Paragraph 4(b) of the Policy sets out a number of circumstances which, without limitation, if found by a panel to be present, shall be evidence of the registration and use of a domain name in bad faith. Paragraph 4(b)(iv) provides that bad faith registration and use will be found if a respondent has intentionally attempted to attract, for commercial gain, Internet users to its website, by creating a likelihood of confusion with the complainant’s mark as to the source, sponsorship, affiliation, or endorsement of its website or location or of a product or service on its website.

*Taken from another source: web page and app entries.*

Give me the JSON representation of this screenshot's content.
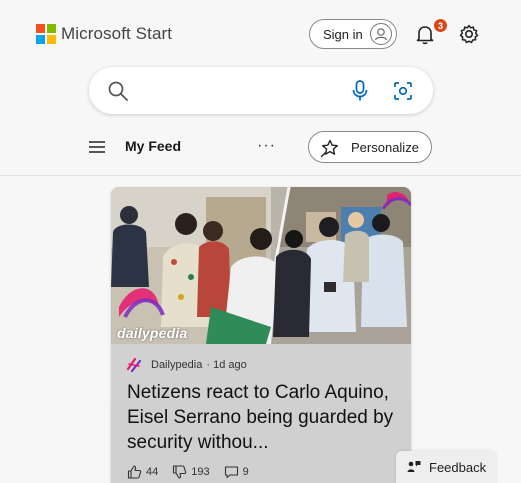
{
  "brand": {
    "name": "Microsoft Start",
    "logo_colors": [
      "#f25022",
      "#7fba00",
      "#00a4ef",
      "#ffb900"
    ]
  },
  "header": {
    "signin_label": "Sign in",
    "notification_count": "3"
  },
  "search": {
    "placeholder": "",
    "accent_color": "#0067b8"
  },
  "nav": {
    "feed_label": "My Feed",
    "more_label": "···",
    "personalize_label": "Personalize"
  },
  "card": {
    "image_watermark": "dailypedia",
    "source": "Dailypedia",
    "time": "· 1d ago",
    "headline": "Netizens react to Carlo Aquino, Eisel Serrano being guarded by security withou...",
    "likes": "44",
    "dislikes": "193",
    "comments": "9",
    "source_colors": [
      "#e8186d",
      "#7b2cbf"
    ]
  },
  "feedback": {
    "label": "Feedback"
  }
}
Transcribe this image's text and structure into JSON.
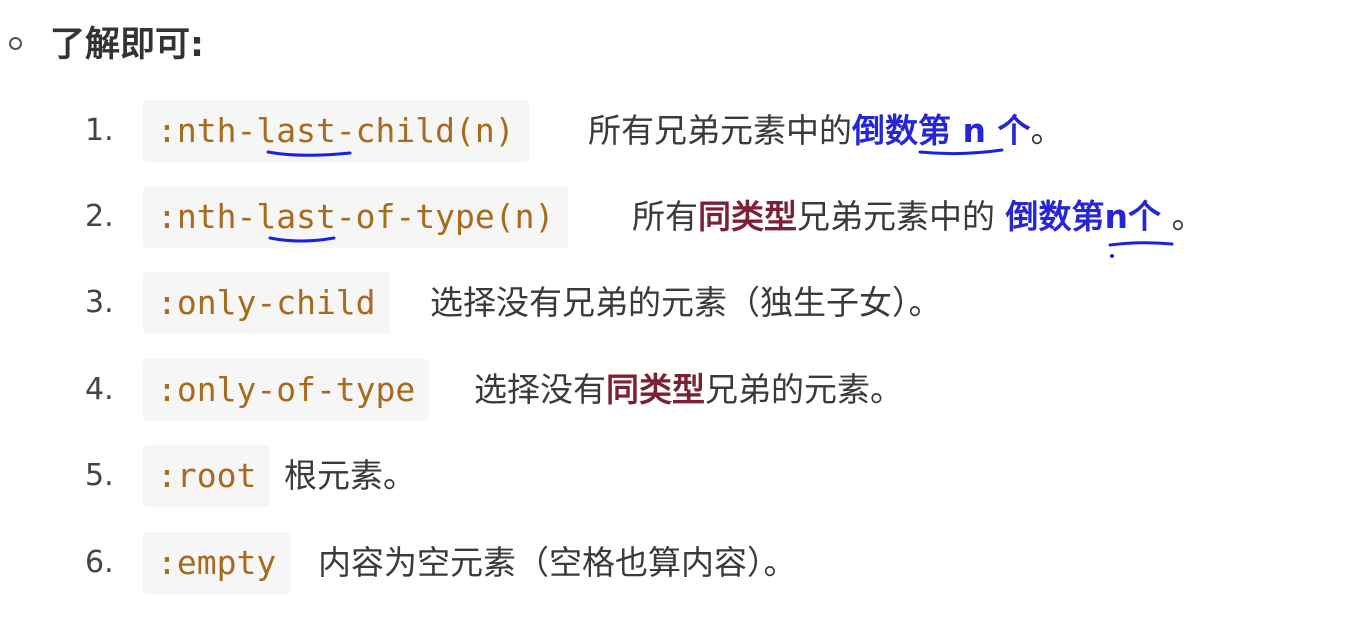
{
  "heading": "了解即可:",
  "items": [
    {
      "num": "1.",
      "code": ":nth-last-child(n)",
      "desc": {
        "a": "所有兄弟元素中的",
        "b": "倒数第 n 个",
        "c": "。"
      }
    },
    {
      "num": "2.",
      "code": ":nth-last-of-type(n)",
      "desc": {
        "a": "所有",
        "b": "同类型",
        "c": "兄弟元素中的 ",
        "d": "倒数第n个",
        "e": " 。"
      }
    },
    {
      "num": "3.",
      "code": ":only-child",
      "desc": {
        "a": "选择没有兄弟的元素（独生子女）。"
      }
    },
    {
      "num": "4.",
      "code": ":only-of-type",
      "desc": {
        "a": "选择没有",
        "b": "同类型",
        "c": "兄弟的元素。"
      }
    },
    {
      "num": "5.",
      "code": ":root",
      "desc": {
        "a": "根元素。"
      }
    },
    {
      "num": "6.",
      "code": ":empty",
      "desc": {
        "a": "内容为空元素（空格也算内容）。"
      }
    }
  ],
  "colors": {
    "code_text": "#a86a1c",
    "code_bg": "#f6f6f6",
    "emphasis_blue": "#2626d6",
    "emphasis_red": "#7d1f35",
    "annotation_ink": "#1a22e0"
  }
}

There is insufficient information in the Complaint for the Panel to conclude that the goods sold on the website at “www.mou-bootsonline.com” were counterfeit and the Panel notes the panel’s decision in that regard in Mou Limited v. Whois Agent, Domain Whois Privacy Protection Service / Yu Tao, WIPO Case No. D2018-2458. However, the fact that, prior to the Complainant’s successful proceeding under the Policy in respect of <mou-bootsonline.com> the Respondent’s website contained links to “www.mou-bootsonline.com”, which was, at least, an unauthorized seller of the Complainant’s goods, points to an intention by the Respondent to cause confusion to Internet users. Simply because the Respondent’s website at the disputed domain name does not itself offer for sale either authentic or counterfeit copies of the Complainant’s products does not materially affect the position. For the reasons outlined earlier, the Respondent’s underlying motivation is to derive commercial advantage from the confusion caused to Internet users who are lured by both the use of the Complainant’s trade mark within the disputed domain name as well as the content of the website to which it resolves, into believing that the disputed domain name is in some way connected with or authorized by the Complainant.

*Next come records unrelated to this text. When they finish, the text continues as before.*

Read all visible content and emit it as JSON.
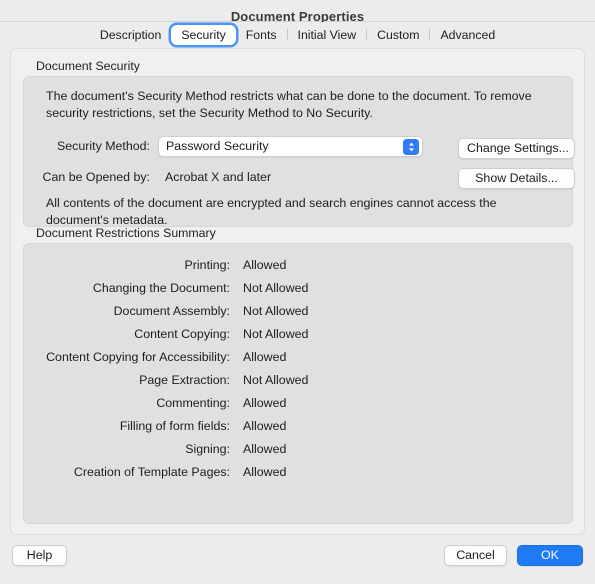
{
  "window": {
    "title": "Document Properties"
  },
  "tabs": [
    {
      "label": "Description",
      "selected": false
    },
    {
      "label": "Security",
      "selected": true
    },
    {
      "label": "Fonts",
      "selected": false
    },
    {
      "label": "Initial View",
      "selected": false
    },
    {
      "label": "Custom",
      "selected": false
    },
    {
      "label": "Advanced",
      "selected": false
    }
  ],
  "document_security": {
    "group_title": "Document Security",
    "description": "The document's Security Method restricts what can be done to the document. To remove security restrictions, set the Security Method to No Security.",
    "security_method_label": "Security Method:",
    "security_method_value": "Password Security",
    "can_be_opened_label": "Can be Opened by:",
    "can_be_opened_value": "Acrobat X and later",
    "change_settings_button": "Change Settings...",
    "show_details_button": "Show Details...",
    "encryption_note": "All contents of the document are encrypted and search engines cannot access the document's metadata."
  },
  "restrictions": {
    "group_title": "Document Restrictions Summary",
    "rows": [
      {
        "label": "Printing:",
        "value": "Allowed"
      },
      {
        "label": "Changing the Document:",
        "value": "Not Allowed"
      },
      {
        "label": "Document Assembly:",
        "value": "Not Allowed"
      },
      {
        "label": "Content Copying:",
        "value": "Not Allowed"
      },
      {
        "label": "Content Copying for Accessibility:",
        "value": "Allowed"
      },
      {
        "label": "Page Extraction:",
        "value": "Not Allowed"
      },
      {
        "label": "Commenting:",
        "value": "Allowed"
      },
      {
        "label": "Filling of form fields:",
        "value": "Allowed"
      },
      {
        "label": "Signing:",
        "value": "Allowed"
      },
      {
        "label": "Creation of Template Pages:",
        "value": "Allowed"
      }
    ]
  },
  "footer": {
    "help_button": "Help",
    "cancel_button": "Cancel",
    "ok_button": "OK"
  },
  "colors": {
    "accent": "#1f7bf5",
    "focus_ring": "#4a94f8",
    "window_bg": "#ececec",
    "panel_bg": "#f0f0f0",
    "groupbox_bg": "#e0e0e0"
  }
}
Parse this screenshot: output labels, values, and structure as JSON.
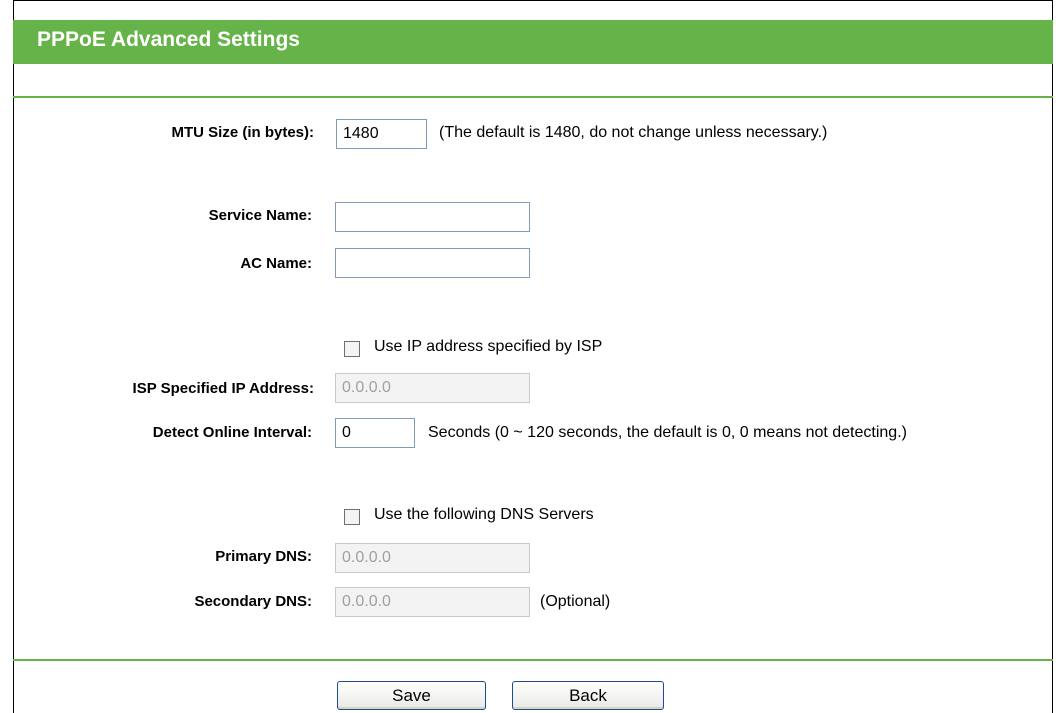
{
  "header": {
    "title": "PPPoE Advanced Settings"
  },
  "form": {
    "mtu": {
      "label": "MTU Size (in bytes):",
      "value": "1480",
      "note": "(The default is 1480, do not change unless necessary.)"
    },
    "service_name": {
      "label": "Service Name:",
      "value": ""
    },
    "ac_name": {
      "label": "AC Name:",
      "value": ""
    },
    "use_isp_ip": {
      "label": "Use IP address specified by ISP",
      "checked": false
    },
    "isp_ip": {
      "label": "ISP Specified IP Address:",
      "value": "0.0.0.0"
    },
    "detect_interval": {
      "label": "Detect Online Interval:",
      "value": "0",
      "note": "Seconds (0 ~ 120 seconds, the default is 0, 0 means not detecting.)"
    },
    "use_dns": {
      "label": "Use the following DNS Servers",
      "checked": false
    },
    "primary_dns": {
      "label": "Primary DNS:",
      "value": "0.0.0.0"
    },
    "secondary_dns": {
      "label": "Secondary DNS:",
      "value": "0.0.0.0",
      "note": "(Optional)"
    }
  },
  "buttons": {
    "save": "Save",
    "back": "Back"
  },
  "colors": {
    "accent": "#66b34a"
  }
}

In this respect, the Respondent’s conduct is essentially the same as in other decisions under the Policy where panels have found a respondent’s tribute site to be fake. See, for example the comments of the panel in Miranda Kerr v. orangesarecool.com, WIPO Case No. D2013-0553; “[t]he use of the Complainant’s trade mark either as or as the dominant part of the Domain Names is intended to capture Internet traffic from Internet users who are looking for information, photographs and film clips about the Complainant as well as about the Complainant’s products. The Domain Names and the content of the Websites are calculated to confuse Internet users that the Respondent is an authorised franchisee, licensee or somehow connected with the Complainant when this is not the case. This shows a clear intention on the part of the Respondent to attract for commercial gain by confusing and misleading Internet users into believing that the Respondent’s Websites and the products sold on them were authorised or endorsed by the Complainant”.
For these reasons, the Panel accordingly finds that the disputed domain name was registered and is being used in bad faith.
For the foregoing reasons, in accordance with paragraphs 4(i) of the Policy and 15 of the Rules, the Panel orders that the disputed domain name <moureview.com> be transferred to the Complainant.
Date: February 11, 2019